U.S. Broadband Lines

Dec. 1999 2.8M

Dec. 2000 7.1M

Dec. 2001 12.8M

Dec. 2002 20.0M (est.)

U.S. Cell Phones

Dec. 1989 3.5M

Dec. 1990 5.3M

Dec. 1991 7.6M

Dec. 1992 11.0M

Dec. 1993 16.0M

Dec. 1994 24.1M

  • Thus broadband growth in three years equals that of cell
  • phones in five years
  • cannot ignore technology adoption rates
  • Internet time is a dangerous myth
slide10

Is telecommunications a natural monopoly?

  • But somehow we have multiple networks:
    • wireless phone
    • cable TV
    • satellite broadcast
    • plus, several cell phone companies
slide11

How to spur adoption of broadband?

An impractical but likely effective method:

make music free on the internet

Annual telecom revenues: $300 billion

Annual recorded music sales: $15 billion

slide12

Typical enterprise traffic profile: Demolishes myth of insatiable demand for bandwidth and many (implicit) assumptions about nature of traffic

slide13

SWITCH traffic and capacity across the Atlantic:Illustrates “Moore’s Law” for data traffic (steady growth even in absence of bottlenecks)

slide14

Traffic between the University of Minnesota and the Internet

1,000

100

GB/day

10

1

1992

1993

1994

1995

1996

1997

1998

1999

2000

slide15

Carriers are looking for new services, but have a dismal record.
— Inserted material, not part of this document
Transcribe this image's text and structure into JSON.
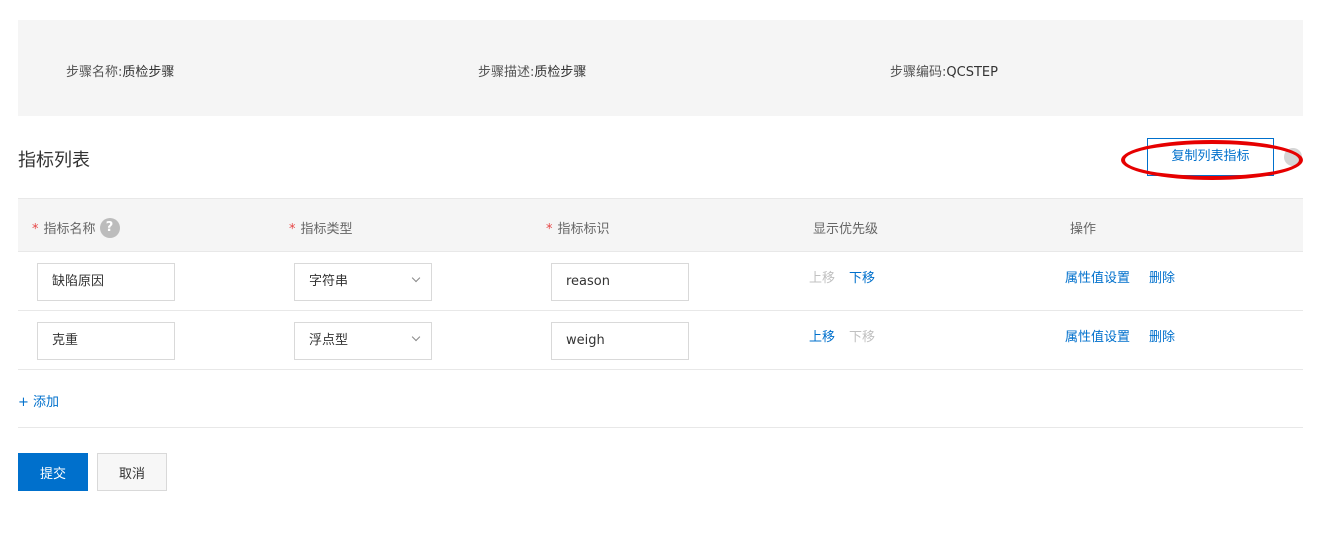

Dominant source of innovation: Users

Internet “killer apps,” not a single one invented by carriers:

E-mail

WWW

Browser

Napster
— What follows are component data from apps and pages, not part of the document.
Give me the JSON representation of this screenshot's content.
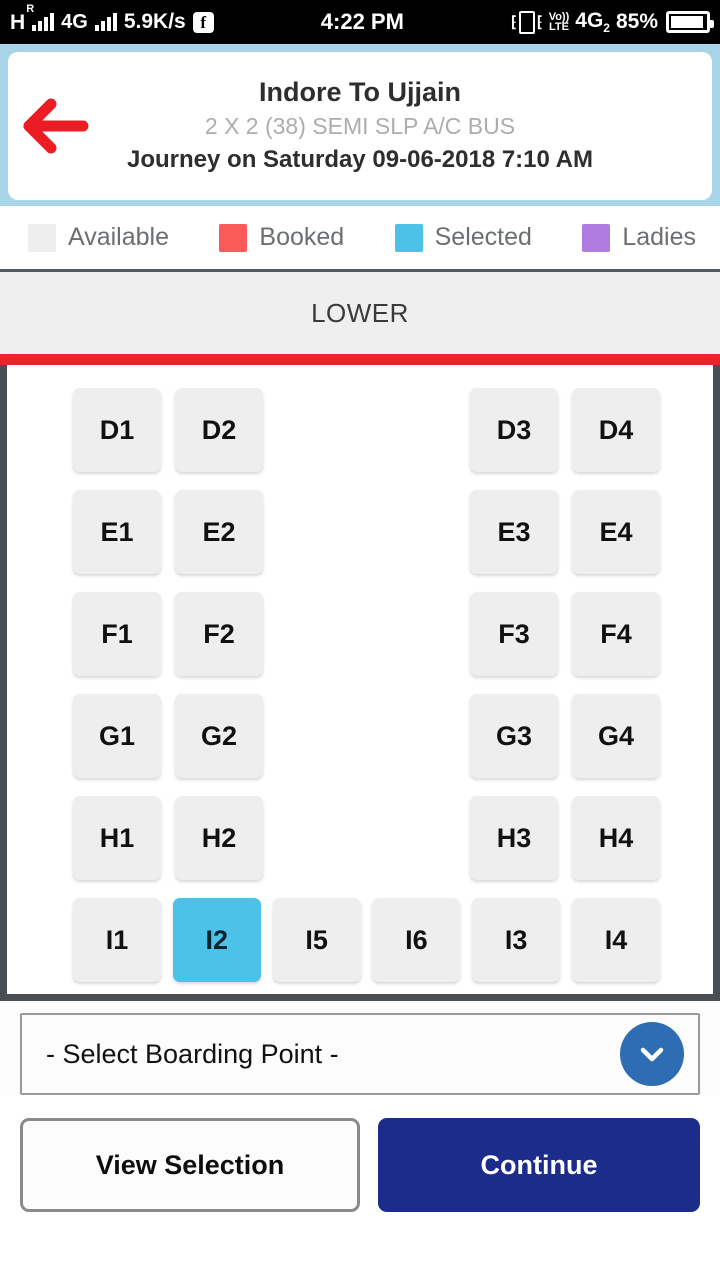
{
  "statusbar": {
    "network_type": "H",
    "roaming": "R",
    "network_2": "4G",
    "data_speed": "5.9K/s",
    "facebook_glyph": "f",
    "time": "4:22 PM",
    "volte_top": "Vo))",
    "volte_bottom": "LTE",
    "sim2": "4G",
    "sim2_index": "2",
    "battery_percent": "85%"
  },
  "header": {
    "back_icon": "arrow-left-icon",
    "title": "Indore To Ujjain",
    "bus_type": "2 X 2 (38) SEMI SLP A/C BUS",
    "journey_label": "Journey on",
    "journey_value": "Saturday 09-06-2018  7:10 AM"
  },
  "legend": {
    "items": [
      {
        "label": "Available",
        "color": "#eeeeee"
      },
      {
        "label": "Booked",
        "color": "#fa5a5a"
      },
      {
        "label": "Selected",
        "color": "#4cc2e8"
      },
      {
        "label": "Ladies",
        "color": "#b07be0"
      }
    ]
  },
  "deck": {
    "title": "LOWER",
    "rows": [
      {
        "type": "quad",
        "left": [
          "D1",
          "D2"
        ],
        "right": [
          "D3",
          "D4"
        ]
      },
      {
        "type": "quad",
        "left": [
          "E1",
          "E2"
        ],
        "right": [
          "E3",
          "E4"
        ]
      },
      {
        "type": "quad",
        "left": [
          "F1",
          "F2"
        ],
        "right": [
          "F3",
          "F4"
        ]
      },
      {
        "type": "quad",
        "left": [
          "G1",
          "G2"
        ],
        "right": [
          "G3",
          "G4"
        ]
      },
      {
        "type": "quad",
        "left": [
          "H1",
          "H2"
        ],
        "right": [
          "H3",
          "H4"
        ]
      },
      {
        "type": "back",
        "seats": [
          "I1",
          "I2",
          "I5",
          "I6",
          "I3",
          "I4"
        ]
      }
    ],
    "selected_seats": [
      "I2"
    ]
  },
  "boarding": {
    "placeholder": "- Select Boarding Point -",
    "dropdown_icon": "chevron-down-icon"
  },
  "footer": {
    "view_selection_label": "View Selection",
    "continue_label": "Continue"
  },
  "colors": {
    "page_bg": "#a8d4e8",
    "accent_red": "#e8252a",
    "primary_blue": "#1b2c8a",
    "dropdown_blue": "#2e6db4",
    "selected_seat": "#4cc2e8",
    "available_seat": "#eeeeee"
  }
}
The role of the Internet is to provide connectivity, not services!

slide16

The Internet succeeded by accident. Email,

its “killer app,” was not among the original

design criteria:

The popularity of email was not foreseen by the ARPANET's planners. Roberts had not included electronic mail in the original blueprint for the network. In fact, in 1967 he had called the ability to send messages between users “not an important motivation for a network of scientific computers” . . . . Why then was the popularity of email such a surprise? One answer is that it represented a radical shift in the ARPANET's identity and purpose. The rationale for building the network had focused on providing access to computers rather than to people.

J. Abbate, Inventing the Internet

slide17

Conclusion (inspired by a sign at a computing center help desk)

We are sorry that we have not been able to solve all of your problems, and we realize that you are about as confused now as when you came to us for help. However, we hope that you are now confused on a higher level of understanding than before.

For more data and speculations, see the papers and presentations at:

http://www.dtc.umn.edu/~odlyzko